I was at a small social gathering when through twitter we learned that Leopoldo Castillo, the anchor for 12 years of Alo Ciudadano, was quitting. Thus ended the party. Thus died the last independent talk show on Venezuelan TV, and I dare say Globovision. As of tonight there is no TV network in Venezuela that has a critical view of the regime: all are either outright propaganda or neutered journalism that passes as little as possible unfavorable news for the regime. If any. Now, to get a more complete view of the news in Venezuela, the real news, the real problems, you need to read more than one newspaper, you need to scour through Internet, and if you are lucky you live in a town that has still some semi independent radio stations (independent radio stations seem to be rare these days, and only in major centers). But TV is out.
I did not like many of the Globovison features and it had been quite a while that I only watched Alo Ciudadano, as the only place in Venezuela where news were actually discussed in depth and the only TV in Venezuela where viewers could place a call and speak their mind. If many of the calls were exasperating, they did at least reflect the mood of the country opposition. Even chavistas had to call El Ciudadano because there is no place of the state media where you can call and complain.
But I never shared the rather effete and cavalier attitude of some pages that criticized Globovision as not following journalism standards of their liking. The fact was that very early under Chavez tenure Globovison was holding a war journalism. Not only its journalists had to hit the streets with helmets and gas masks, but the judicial system was sending fine after fine. Failing to understand this and making allocations for the output of the network was, for me, intellectual cowardice. (1)
Eventually the owners sensing that the regime would drive Globovison to bankruptcy decided to sell (after the RCTV closure that drew international condemnation the regime knew better than closing networks outright). I am not one to condemn the Zuloaga family for selling. First, I am sure that they did not get as much as they would have got for it if Venezuela were a more "normal" country. Second, with or without the Zuloaga family at the helm, the journalists of Globovision were doomed to lose their jobs sooner than later. I am even willing to say that the Zuloagas thought that they were getting a reprieve of at least one year for their personnel. It did not last 3 months. Any clear minded observer of Venezuela knew that the regime could not afford a critical voice anymore now that Chavez was gone and that the economy was going to the dogs. The question was not if, it was when.
The 'when' thus came in two parts.

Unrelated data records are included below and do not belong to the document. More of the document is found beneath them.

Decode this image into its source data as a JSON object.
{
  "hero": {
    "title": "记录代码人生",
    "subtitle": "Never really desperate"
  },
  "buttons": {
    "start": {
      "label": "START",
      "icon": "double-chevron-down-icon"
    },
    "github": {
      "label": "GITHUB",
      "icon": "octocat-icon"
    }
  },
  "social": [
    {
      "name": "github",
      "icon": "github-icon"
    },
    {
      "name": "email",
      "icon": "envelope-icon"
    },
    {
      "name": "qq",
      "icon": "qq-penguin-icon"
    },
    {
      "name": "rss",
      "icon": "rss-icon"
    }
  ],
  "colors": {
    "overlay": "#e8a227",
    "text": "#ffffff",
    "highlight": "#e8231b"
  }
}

First, it was the selling of the network to some rather new money working in insurance companies, as if that was a credential to own and direct the most famous network of Venezuela. We all suspected that the real buyers were others and that Cordero and co. were only front men. Who in Venezuela today would throw good money at a TV network who will see its share plummet once its editorial line would be changed? This could only be dirty money thrown at a network for some form of laundering operation while the regime would get rid of its best critics.
The second part came in installments. Buenas Noches was the first talk show to go. Even though it was a lousy and strident show it did not leave for its quality but for censorship reasons. Next were Yo Prometo. Soon, the tone of the news became less critical of the regime though in spite of doomsayers Globovision still did show what others would not. Early this morning Chuo Torrealba headlines round up announced that it was it was his last appearance. But the unexpected came tonight with Alo Ciudadano that even pessimists like me though would last until December. And as a staff protest about the fast speed to self censorship the nightly news was boycotted by journalists leaving Globovison with the rebroadcast of a Colombian network on its screen.
Why that sudden finishing off? Because do not be fooled, without Alo Ciudadano Globovison will become an irrelevant network. The reason why the regime decided to finish off Globovison is very simple: things are about to get so bad that they simply have to try to silence as many news outlets as possible. In the century of social networks it is a lost cause for them, but when you are desperate...... At least whomever truly bought Globovision will own the concession and can use it for the internecine chavista warfare. I, for one, could not care less to watch those.
To end this post: for those who criticized from the opposition Globovision and for those who could not be bothered in defending the last pulpit we had, now let's see what you are going to do. And for those who salivate at the potential of getting the viewers and revenue share of Globovision, wait, your turn to be closed or bought out for peanuts will come. Totalitarianism is inexorable.
1) Yet another example of ignorance and misinterpretation on Globovision comes from the AFP release of today, in Spanish, sorry. At the end they write that the new management was allowing government officials to visit again. This is untrue, shoddy journalism. El Ciudadano in particular got tired of exhibiting the many invitations he sent to public officials that often would not even be courteously declined. The reason why they did not come is that Leopoldo Castillo would not censor the incoming phone calls. And chavista officials do not like to be held accountable.